**Work required**: Print the complete listing so that it matches the original exactly.

------------

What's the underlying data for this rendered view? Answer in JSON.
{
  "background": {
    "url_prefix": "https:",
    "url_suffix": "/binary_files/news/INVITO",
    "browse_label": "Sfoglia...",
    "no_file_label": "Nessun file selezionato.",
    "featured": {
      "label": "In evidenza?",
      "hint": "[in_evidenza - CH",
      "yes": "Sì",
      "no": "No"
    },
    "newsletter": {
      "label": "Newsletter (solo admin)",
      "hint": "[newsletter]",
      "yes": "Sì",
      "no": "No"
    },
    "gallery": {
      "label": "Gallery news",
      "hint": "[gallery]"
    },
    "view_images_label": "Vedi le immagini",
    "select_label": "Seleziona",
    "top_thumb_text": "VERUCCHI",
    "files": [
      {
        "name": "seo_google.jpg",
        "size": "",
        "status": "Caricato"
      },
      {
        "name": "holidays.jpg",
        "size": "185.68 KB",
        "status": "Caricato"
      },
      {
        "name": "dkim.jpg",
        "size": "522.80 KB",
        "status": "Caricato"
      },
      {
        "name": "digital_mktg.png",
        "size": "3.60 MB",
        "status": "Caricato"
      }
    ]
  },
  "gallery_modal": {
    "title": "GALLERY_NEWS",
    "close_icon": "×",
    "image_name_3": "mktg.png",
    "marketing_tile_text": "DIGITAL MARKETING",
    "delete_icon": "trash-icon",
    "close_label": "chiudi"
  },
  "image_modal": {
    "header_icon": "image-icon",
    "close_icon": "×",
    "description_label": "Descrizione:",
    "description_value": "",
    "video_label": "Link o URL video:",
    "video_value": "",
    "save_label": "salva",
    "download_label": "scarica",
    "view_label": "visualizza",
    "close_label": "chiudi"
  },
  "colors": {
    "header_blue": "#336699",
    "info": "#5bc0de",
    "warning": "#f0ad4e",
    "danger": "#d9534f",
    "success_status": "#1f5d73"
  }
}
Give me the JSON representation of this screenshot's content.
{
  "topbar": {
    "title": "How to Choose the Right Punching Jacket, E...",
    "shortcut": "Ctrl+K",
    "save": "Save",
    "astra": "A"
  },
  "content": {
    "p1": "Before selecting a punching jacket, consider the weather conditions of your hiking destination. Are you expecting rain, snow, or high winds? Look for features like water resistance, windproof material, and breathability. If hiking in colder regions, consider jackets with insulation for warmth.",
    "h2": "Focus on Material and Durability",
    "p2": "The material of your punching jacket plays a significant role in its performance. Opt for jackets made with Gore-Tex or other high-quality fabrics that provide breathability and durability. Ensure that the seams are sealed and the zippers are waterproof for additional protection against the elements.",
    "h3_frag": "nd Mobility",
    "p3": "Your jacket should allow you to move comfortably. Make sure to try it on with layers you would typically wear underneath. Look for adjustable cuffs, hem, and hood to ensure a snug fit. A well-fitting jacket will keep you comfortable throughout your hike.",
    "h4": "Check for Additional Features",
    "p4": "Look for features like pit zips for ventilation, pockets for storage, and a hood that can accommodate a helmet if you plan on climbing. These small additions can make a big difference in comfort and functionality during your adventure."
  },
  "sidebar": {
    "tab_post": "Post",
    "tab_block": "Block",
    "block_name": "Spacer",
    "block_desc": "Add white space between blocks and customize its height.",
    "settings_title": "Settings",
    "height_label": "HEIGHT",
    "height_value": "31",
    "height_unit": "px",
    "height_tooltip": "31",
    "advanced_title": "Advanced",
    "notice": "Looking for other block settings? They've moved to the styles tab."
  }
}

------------

**Finished task**:
What's the underlying data for this rendered view? Answer in JSON.
{
  "background": {
    "url_prefix": "https:",
    "url_suffix": "/binary_files/news/INVITO",
    "browse_label": "Sfoglia...",
    "no_file_label": "Nessun file selezionato.",
    "featured": {
      "label": "In evidenza?",
      "hint": "[in_evidenza - CH",
      "yes": "Sì",
      "no": "No"
    },
    "newsletter": {
      "label": "Newsletter (solo admin)",
      "hint": "[newsletter]",
      "yes": "Sì",
      "no": "No"
    },
    "gallery": {
      "label": "Gallery news",
      "hint": "[gallery]"
    },
    "view_images_label": "Vedi le immagini",
    "select_label": "Seleziona",
    "top_thumb_text": "VERUCCHI",
    "files": [
      {
        "name": "seo_google.jpg",
        "size": "",
        "status": "Caricato"
      },
      {
        "name": "holidays.jpg",
        "size": "185.68 KB",
        "status": "Caricato"
      },
      {
        "name": "dkim.jpg",
        "size": "522.80 KB",
        "status": "Caricato"
      },
      {
        "name": "digital_mktg.png",
        "size": "3.60 MB",
        "status": "Caricato"
      }
    ]
  },
  "gallery_modal": {
    "title": "GALLERY_NEWS",
    "close_icon": "×",
    "image_name_3": "mktg.png",
    "marketing_tile_text": "DIGITAL MARKETING",
    "delete_icon": "trash-icon",
    "close_label": "chiudi"
  },
  "image_modal": {
    "header_icon": "image-icon",
    "close_icon": "×",
    "description_label": "Descrizione:",
    "description_value": "",
    "video_label": "Link o URL video:",
    "video_value": "",
    "save_label": "salva",
    "download_label": "scarica",
    "view_label": "visualizza",
    "close_label": "chiudi"
  },
  "colors": {
    "header_blue": "#336699",
    "info": "#5bc0de",
    "warning": "#f0ad4e",
    "danger": "#d9534f",
    "success_status": "#1f5d73"
  }
}
Give me the JSON representation of this screenshot's content.
{
  "topbar": {
    "title": "How to Choose the Right Punching Jacket, E...",
    "shortcut": "Ctrl+K",
    "save": "Save",
    "astra": "A"
  },
  "content": {
    "p1": "Before selecting a punching jacket, consider the weather conditions of your hiking destination. Are you expecting rain, snow, or high winds? Look for features like water resistance, windproof material, and breathability. If hiking in colder regions, consider jackets with insulation for warmth.",
    "h2": "Focus on Material and Durability",
    "p2": "The material of your punching jacket plays a significant role in its performance. Opt for jackets made with Gore-Tex or other high-quality fabrics that provide breathability and durability. Ensure that the seams are sealed and the zippers are waterproof for additional protection against the elements.",
    "h3_frag": "nd Mobility",
    "p3": "Your jacket should allow you to move comfortably. Make sure to try it on with layers you would typically wear underneath. Look for adjustable cuffs, hem, and hood to ensure a snug fit. A well-fitting jacket will keep you comfortable throughout your hike.",
    "h4": "Check for Additional Features",
    "p4": "Look for features like pit zips for ventilation, pockets for storage, and a hood that can accommodate a helmet if you plan on climbing. These small additions can make a big difference in comfort and functionality during your adventure."
  },
  "sidebar": {
    "tab_post": "Post",
    "tab_block": "Block",
    "block_name": "Spacer",
    "block_desc": "Add white space between blocks and customize its height.",
    "settings_title": "Settings",
    "height_label": "HEIGHT",
    "height_value": "31",
    "height_unit": "px",
    "height_tooltip": "31",
    "advanced_title": "Advanced",
    "notice": "Looking for other block settings? They've moved to the styles tab."
  }
}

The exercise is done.